See the finalist at UKOUG finalists for partner of the year

Vote here : UKOUG parnter of the year awards 2013

Also on the list are fellow Oaktable related organizations Scalabilities and Enkitec


Delphix


 

Kyle Hailey

Enkitec is a finalist for the UKOUG Engineered Systems Partner of the Year Award

Enkitec has made it to the shortlist of UKOUG Partner of the Year Awards, in the Engineered Systems category. So if you like what we have done in the Exadata and Engineered Systems space, please cast your vote! :-)

Note that you need to be an Oracle user – using your company email address in order to vote. (the rules are explained here).

Thanks!!!

Latency heatmaps in D3 and Highcharts

See Brendan Gregg’s blog on how important and cool heatmaps can be for showing latency information and how average latency hides what is really going on:

Now if we want to create heatmap graphics, how can we do it? Two popular web methods for displaying graphics are Highcharts and D3. Two colleges of mine whipped up some quick examples in both Highcharts and D3 to show latency heatmaps and those two examples are shown below. The data in the charts is random just for the purposes of showing examples of these graphics in actions.

We are proud to be finalists AGAIN for UKOUG Database Partner of the Year!

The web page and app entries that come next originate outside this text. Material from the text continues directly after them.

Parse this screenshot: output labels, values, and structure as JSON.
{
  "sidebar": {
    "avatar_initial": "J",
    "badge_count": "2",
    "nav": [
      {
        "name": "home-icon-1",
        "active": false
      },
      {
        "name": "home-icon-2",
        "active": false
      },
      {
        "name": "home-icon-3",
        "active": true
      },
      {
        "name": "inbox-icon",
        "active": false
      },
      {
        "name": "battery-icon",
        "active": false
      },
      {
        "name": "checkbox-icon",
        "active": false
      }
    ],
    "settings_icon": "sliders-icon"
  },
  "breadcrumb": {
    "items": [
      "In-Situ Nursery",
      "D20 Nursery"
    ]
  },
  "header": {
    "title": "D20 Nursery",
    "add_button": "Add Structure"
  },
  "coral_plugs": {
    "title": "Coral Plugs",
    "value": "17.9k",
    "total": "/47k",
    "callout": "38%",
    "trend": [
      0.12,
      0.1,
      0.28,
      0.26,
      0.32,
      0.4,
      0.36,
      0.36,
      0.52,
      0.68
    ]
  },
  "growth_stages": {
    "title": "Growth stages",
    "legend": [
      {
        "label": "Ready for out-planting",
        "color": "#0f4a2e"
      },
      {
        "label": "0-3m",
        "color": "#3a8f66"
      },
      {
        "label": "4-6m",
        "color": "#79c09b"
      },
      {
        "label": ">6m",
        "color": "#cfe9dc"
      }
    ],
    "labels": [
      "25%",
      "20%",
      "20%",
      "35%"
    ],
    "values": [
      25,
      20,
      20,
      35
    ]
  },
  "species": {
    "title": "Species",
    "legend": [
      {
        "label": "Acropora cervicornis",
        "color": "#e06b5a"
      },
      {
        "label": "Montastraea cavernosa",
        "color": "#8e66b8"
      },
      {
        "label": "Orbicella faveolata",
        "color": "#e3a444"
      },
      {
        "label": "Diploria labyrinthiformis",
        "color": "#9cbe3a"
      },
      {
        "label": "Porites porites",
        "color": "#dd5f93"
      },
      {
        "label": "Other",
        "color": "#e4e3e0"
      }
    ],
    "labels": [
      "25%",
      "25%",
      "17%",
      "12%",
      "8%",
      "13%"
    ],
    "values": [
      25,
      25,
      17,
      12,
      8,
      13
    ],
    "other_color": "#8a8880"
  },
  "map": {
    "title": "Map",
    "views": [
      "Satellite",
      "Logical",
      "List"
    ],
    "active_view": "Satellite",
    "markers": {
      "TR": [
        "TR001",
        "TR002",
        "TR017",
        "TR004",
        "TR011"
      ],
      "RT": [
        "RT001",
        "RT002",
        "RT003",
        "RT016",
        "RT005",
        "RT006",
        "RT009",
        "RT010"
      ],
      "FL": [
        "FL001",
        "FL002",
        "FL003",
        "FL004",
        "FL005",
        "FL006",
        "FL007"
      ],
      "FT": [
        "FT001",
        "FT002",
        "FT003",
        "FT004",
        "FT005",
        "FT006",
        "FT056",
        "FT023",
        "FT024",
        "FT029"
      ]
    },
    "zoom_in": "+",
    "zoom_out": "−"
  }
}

We are very proud to once again be shortlisted as the UKOUG Database Partner of the Year! We would love to make it two years in a row, so if you think we do a great job we'd love to receive your support. The alphabetical shortlist is available here for all categories. To vote, you simply […]